Methods. Localization was determined by superimposing figures from an anatomical atlas with postoperative magnetic resonance (MR) images obtained in each patient. This approach was validated by an analysis of experimental and clinical MR images of the electrode, and the development of a three-dimensional (3D) atlas—MR imaging coregistration method. The PD motor score was assessed through two contacts for each of two electrodes implanted in 10 patients: the “therapeutic contact” and the “distant contact” (that is, the next but one to the therapeutic contact). Seventeen therapeutic contacts were located within or on the border of the STN, most of which were associated with significant improvement of the four PD symptoms tested. Therapeutic contacts located in other structures (zona incerta, lenticular fasciculus, or midbrain reticular formation) were also linked to a significant positive effect. Stimulation applied through distant contacts located in the STN improved symptoms of PD, whereas that delivered through distant contacts in the remaining structures had variable effects ranging from worsening of symptoms to their improvement.

Conclusions. The authors have demonstrated that 3D atlas—MR imaging coregistration is a reliable method for the precise localization of DBS electrodes on postoperative MR images.
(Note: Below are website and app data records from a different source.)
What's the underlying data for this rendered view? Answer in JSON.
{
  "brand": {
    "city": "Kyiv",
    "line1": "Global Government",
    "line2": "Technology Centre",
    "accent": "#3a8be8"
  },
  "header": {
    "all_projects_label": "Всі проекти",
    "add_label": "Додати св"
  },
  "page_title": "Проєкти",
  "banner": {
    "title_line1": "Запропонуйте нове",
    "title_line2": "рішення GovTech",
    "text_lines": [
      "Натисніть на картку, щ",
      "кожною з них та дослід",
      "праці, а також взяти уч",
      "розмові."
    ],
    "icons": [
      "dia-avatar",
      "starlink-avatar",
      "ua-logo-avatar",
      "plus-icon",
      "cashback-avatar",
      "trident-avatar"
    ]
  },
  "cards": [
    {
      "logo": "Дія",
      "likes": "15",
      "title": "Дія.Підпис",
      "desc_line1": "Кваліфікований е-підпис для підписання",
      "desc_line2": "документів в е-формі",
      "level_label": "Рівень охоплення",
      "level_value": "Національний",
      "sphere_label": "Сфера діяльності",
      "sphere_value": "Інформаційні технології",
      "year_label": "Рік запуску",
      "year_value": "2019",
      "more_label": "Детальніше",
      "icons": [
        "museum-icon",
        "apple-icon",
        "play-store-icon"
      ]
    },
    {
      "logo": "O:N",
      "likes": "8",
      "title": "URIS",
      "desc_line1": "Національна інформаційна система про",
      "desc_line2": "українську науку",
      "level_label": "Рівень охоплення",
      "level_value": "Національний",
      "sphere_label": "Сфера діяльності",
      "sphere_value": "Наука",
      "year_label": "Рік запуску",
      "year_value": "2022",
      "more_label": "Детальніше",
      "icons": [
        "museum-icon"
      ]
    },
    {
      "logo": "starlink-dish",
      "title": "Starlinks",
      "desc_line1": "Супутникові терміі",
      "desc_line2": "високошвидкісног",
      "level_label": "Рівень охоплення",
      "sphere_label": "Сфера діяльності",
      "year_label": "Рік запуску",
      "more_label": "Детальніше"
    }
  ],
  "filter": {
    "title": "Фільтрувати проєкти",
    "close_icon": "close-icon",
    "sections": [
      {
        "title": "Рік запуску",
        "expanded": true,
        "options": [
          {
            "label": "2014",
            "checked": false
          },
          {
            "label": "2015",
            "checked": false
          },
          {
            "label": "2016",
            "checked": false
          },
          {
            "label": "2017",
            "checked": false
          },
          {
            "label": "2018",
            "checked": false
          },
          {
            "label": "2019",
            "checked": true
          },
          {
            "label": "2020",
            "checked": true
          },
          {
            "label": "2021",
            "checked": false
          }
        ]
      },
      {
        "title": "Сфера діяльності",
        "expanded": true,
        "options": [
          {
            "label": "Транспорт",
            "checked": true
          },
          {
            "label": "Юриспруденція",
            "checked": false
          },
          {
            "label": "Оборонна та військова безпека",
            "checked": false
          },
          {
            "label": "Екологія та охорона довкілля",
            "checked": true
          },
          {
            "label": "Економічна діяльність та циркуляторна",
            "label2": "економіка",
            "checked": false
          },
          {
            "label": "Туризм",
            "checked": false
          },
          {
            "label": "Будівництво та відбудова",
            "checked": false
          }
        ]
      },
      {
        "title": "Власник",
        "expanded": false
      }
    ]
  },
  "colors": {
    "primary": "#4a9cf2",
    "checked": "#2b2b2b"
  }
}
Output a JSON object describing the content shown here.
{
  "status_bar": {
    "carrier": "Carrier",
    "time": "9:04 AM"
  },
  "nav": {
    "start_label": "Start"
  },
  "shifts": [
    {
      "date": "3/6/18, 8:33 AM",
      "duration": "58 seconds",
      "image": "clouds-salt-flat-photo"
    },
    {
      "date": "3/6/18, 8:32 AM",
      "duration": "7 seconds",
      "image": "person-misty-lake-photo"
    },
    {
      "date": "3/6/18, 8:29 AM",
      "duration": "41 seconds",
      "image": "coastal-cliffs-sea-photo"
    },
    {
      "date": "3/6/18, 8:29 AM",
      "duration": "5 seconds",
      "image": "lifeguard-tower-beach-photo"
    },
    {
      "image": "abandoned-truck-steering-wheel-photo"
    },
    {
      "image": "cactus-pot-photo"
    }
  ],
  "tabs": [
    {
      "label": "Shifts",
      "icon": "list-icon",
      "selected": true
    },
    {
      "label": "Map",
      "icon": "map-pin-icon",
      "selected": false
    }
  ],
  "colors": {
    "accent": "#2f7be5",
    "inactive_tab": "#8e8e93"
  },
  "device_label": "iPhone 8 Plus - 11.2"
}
In addition, they have confirmed that although the STN is the main target during DBS treatment for PD, stimulation of surrounding regions, particularly the zona incerta or the lenticular fasciculus, can also improve symptoms of PD.